ENTRIES SHOWN:
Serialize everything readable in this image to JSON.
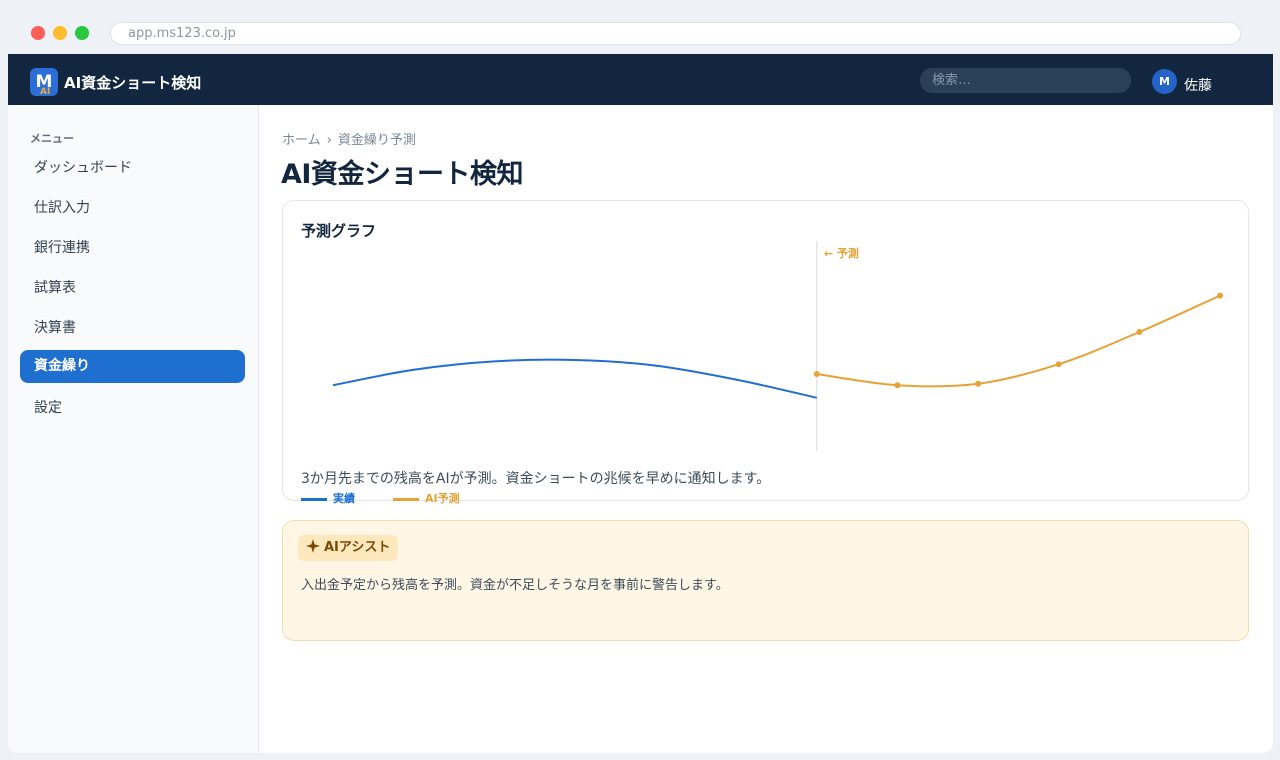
{
  "browser": {
    "url": "app.ms123.co.jp"
  },
  "topbar": {
    "logo_text": "M",
    "logo_badge": "AI",
    "app_title": "AI資金ショート検知",
    "search_placeholder": "検索…",
    "user_initial": "M",
    "user_name": "佐藤"
  },
  "sidebar": {
    "heading": "メニュー",
    "items": [
      {
        "label": "ダッシュボード",
        "active": false
      },
      {
        "label": "仕訳入力",
        "active": false
      },
      {
        "label": "銀行連携",
        "active": false
      },
      {
        "label": "試算表",
        "active": false
      },
      {
        "label": "決算書",
        "active": false
      },
      {
        "label": "資金繰り",
        "active": true
      },
      {
        "label": "設定",
        "active": false
      }
    ]
  },
  "main": {
    "breadcrumb": [
      "ホーム",
      "資金繰り予測"
    ],
    "breadcrumb_sep": "›",
    "page_title": "AI資金ショート検知"
  },
  "chart_card": {
    "title": "予測グラフ",
    "description": "3か月先までの残高をAIが予測。資金ショートの兆候を早めに通知します。"
  },
  "chart_data": {
    "type": "line",
    "forecast_marker_label": "← 予測",
    "series": [
      {
        "name": "実績",
        "color": "#1f6fd1",
        "x": [
          0,
          1,
          2,
          3,
          4,
          5,
          6
        ],
        "values": [
          47,
          58,
          64,
          65,
          61,
          51,
          38
        ],
        "markers": false
      },
      {
        "name": "AI予測",
        "color": "#e5a235",
        "x": [
          6,
          7,
          8,
          9,
          10,
          11
        ],
        "values": [
          55,
          47,
          48,
          62,
          85,
          111
        ],
        "markers": true
      }
    ],
    "forecast_start_x": 6,
    "xlim": [
      0,
      11
    ],
    "ylim": [
      0,
      150
    ],
    "grid": false,
    "legend": "bottom-left"
  },
  "ai_card": {
    "badge_label": "AIアシスト",
    "badge_icon": "sparkle-icon",
    "text": "入出金予定から残高を予測。資金が不足しそうな月を事前に警告します。"
  },
  "colors": {
    "topbar": "#12263f",
    "accent": "#1f6fd1",
    "forecast": "#e5a235"
  }
}
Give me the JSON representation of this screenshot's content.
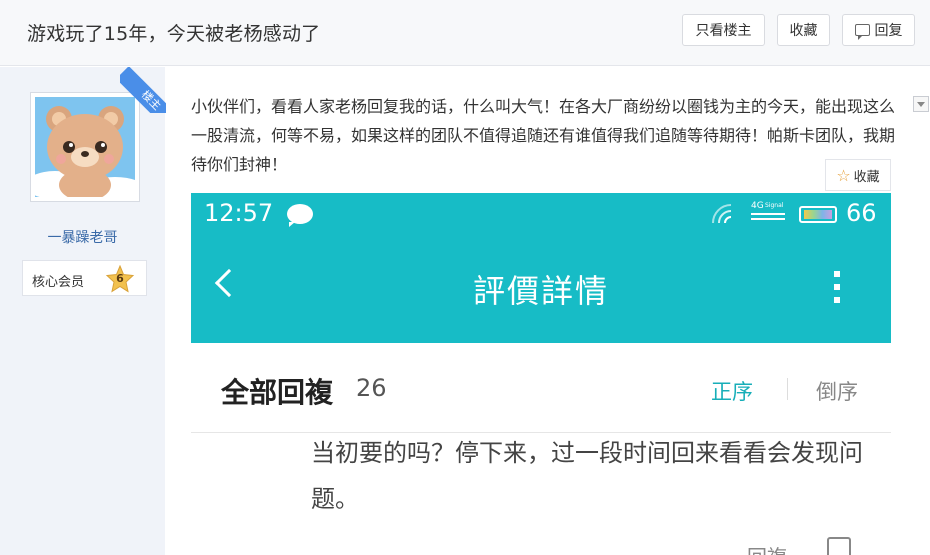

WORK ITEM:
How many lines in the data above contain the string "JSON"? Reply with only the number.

OUTPUT OF THE TASK:
2